You can cope with the sleep deprivation that comes with being a dad like a Navy SEAL, but that still won’t help you read anyone’s facial expression, a new study suggests. The good news is your wife may not be mad at you. You’re just too sleepy to know one way or another.

The research, published in the journal Neurobiology of Sleep and Circadian Rhythms, had participants look at pictures of the same male face expressing fear, happiness, anger, sadness, and disgust. The researchers morphed these emotions using a computer program for form combinations such as 70 percent sadness and 30 percent disgust, to create some ambiguity. A sample of 54 participants were shown a total of 180 blended expressions.

The good news is blatant expressions like 90 percent happy were easy to spot no matter how much sleep the participants got, so you can probably grasp your kid’s emotions just fine. But sleep deprived individuals (those who got less than 6 hours) struggled to correctly pick out subtle combinations — specifically of happiness and sadness. When they were tested again after a night of good sleep, the effect ceased.

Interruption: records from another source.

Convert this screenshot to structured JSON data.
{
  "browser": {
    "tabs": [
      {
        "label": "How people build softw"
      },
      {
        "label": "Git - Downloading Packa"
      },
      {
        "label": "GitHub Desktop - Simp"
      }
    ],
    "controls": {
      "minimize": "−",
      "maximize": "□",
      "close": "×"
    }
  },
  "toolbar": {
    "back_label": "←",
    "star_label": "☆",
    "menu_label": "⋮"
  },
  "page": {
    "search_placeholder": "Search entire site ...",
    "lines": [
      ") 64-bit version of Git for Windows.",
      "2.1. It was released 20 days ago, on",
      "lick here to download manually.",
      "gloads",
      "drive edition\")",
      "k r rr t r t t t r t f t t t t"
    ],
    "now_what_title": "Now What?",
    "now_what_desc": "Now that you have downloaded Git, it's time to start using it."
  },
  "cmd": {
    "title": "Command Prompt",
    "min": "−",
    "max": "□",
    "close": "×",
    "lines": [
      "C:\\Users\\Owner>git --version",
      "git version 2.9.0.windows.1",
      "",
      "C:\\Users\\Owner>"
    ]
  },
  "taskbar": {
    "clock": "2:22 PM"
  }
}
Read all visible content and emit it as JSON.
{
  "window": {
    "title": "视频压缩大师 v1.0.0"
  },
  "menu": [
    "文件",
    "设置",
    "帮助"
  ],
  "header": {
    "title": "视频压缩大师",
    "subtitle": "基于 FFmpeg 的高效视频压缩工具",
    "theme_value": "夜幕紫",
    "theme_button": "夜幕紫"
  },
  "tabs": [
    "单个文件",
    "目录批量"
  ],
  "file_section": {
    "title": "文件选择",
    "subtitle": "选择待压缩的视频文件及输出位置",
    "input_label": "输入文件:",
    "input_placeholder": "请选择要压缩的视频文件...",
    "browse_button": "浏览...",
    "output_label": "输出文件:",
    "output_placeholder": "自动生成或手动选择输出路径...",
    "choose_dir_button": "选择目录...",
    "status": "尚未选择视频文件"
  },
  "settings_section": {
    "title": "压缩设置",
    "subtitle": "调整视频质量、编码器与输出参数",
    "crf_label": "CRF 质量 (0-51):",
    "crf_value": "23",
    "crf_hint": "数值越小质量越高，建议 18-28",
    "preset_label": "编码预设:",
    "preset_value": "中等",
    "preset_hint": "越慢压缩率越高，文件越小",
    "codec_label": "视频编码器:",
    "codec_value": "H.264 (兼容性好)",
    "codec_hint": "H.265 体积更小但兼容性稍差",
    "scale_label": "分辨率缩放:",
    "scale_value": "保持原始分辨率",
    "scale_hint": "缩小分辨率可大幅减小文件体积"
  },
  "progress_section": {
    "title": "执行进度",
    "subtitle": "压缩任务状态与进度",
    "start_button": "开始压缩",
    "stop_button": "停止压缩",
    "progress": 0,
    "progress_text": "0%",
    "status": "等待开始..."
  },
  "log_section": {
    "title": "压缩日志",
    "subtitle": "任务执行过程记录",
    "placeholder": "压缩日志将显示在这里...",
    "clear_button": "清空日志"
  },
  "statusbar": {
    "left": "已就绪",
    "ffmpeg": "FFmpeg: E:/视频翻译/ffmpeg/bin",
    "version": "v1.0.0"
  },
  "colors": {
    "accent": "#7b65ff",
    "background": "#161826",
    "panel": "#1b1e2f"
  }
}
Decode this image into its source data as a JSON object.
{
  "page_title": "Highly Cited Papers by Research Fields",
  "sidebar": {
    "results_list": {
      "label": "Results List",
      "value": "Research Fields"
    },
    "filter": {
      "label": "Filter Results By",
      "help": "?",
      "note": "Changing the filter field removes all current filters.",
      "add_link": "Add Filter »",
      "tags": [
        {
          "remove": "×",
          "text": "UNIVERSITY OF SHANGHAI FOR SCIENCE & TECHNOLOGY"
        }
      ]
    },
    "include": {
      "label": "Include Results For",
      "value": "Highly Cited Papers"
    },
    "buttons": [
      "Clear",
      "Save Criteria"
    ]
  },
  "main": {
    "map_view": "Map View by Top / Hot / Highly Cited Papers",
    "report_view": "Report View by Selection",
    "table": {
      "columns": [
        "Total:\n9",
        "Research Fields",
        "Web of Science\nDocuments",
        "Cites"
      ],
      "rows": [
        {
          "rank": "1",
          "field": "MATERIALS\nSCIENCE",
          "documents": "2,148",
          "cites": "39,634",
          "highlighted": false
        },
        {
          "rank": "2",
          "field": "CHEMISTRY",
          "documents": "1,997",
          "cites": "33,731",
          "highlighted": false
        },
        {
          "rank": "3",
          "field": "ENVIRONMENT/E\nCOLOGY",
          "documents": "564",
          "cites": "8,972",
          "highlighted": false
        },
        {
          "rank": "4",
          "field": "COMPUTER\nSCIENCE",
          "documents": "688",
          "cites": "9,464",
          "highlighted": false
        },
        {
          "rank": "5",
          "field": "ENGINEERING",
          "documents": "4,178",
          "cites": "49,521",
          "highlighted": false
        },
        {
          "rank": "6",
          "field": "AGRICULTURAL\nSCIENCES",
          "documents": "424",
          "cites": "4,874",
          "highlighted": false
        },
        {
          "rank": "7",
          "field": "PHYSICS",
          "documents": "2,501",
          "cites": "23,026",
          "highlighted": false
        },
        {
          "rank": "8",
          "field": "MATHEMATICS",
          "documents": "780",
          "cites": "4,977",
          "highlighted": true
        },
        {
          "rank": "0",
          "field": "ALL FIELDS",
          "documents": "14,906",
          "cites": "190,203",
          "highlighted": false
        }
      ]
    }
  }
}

This confirmed the scientists’ suspicion that sleep was to blame for participants sucking at reading the room.

While the sample size was relatively small, findings echo past studies that show sleep deprivation makes it more difficult to recognize anger as well. And misunderstanding happiness, sadness, and anger can be a triple threat to your relationship. “Your spouse or significant other may need something from you and you’re less able to read that,” said William D.S. Killgore, a UA professor and lead author of the study. “To me, that is one of the biggest problems — how this affects our relationships.” If you can’t tell how your partner is feeling, play it safe and go to bed.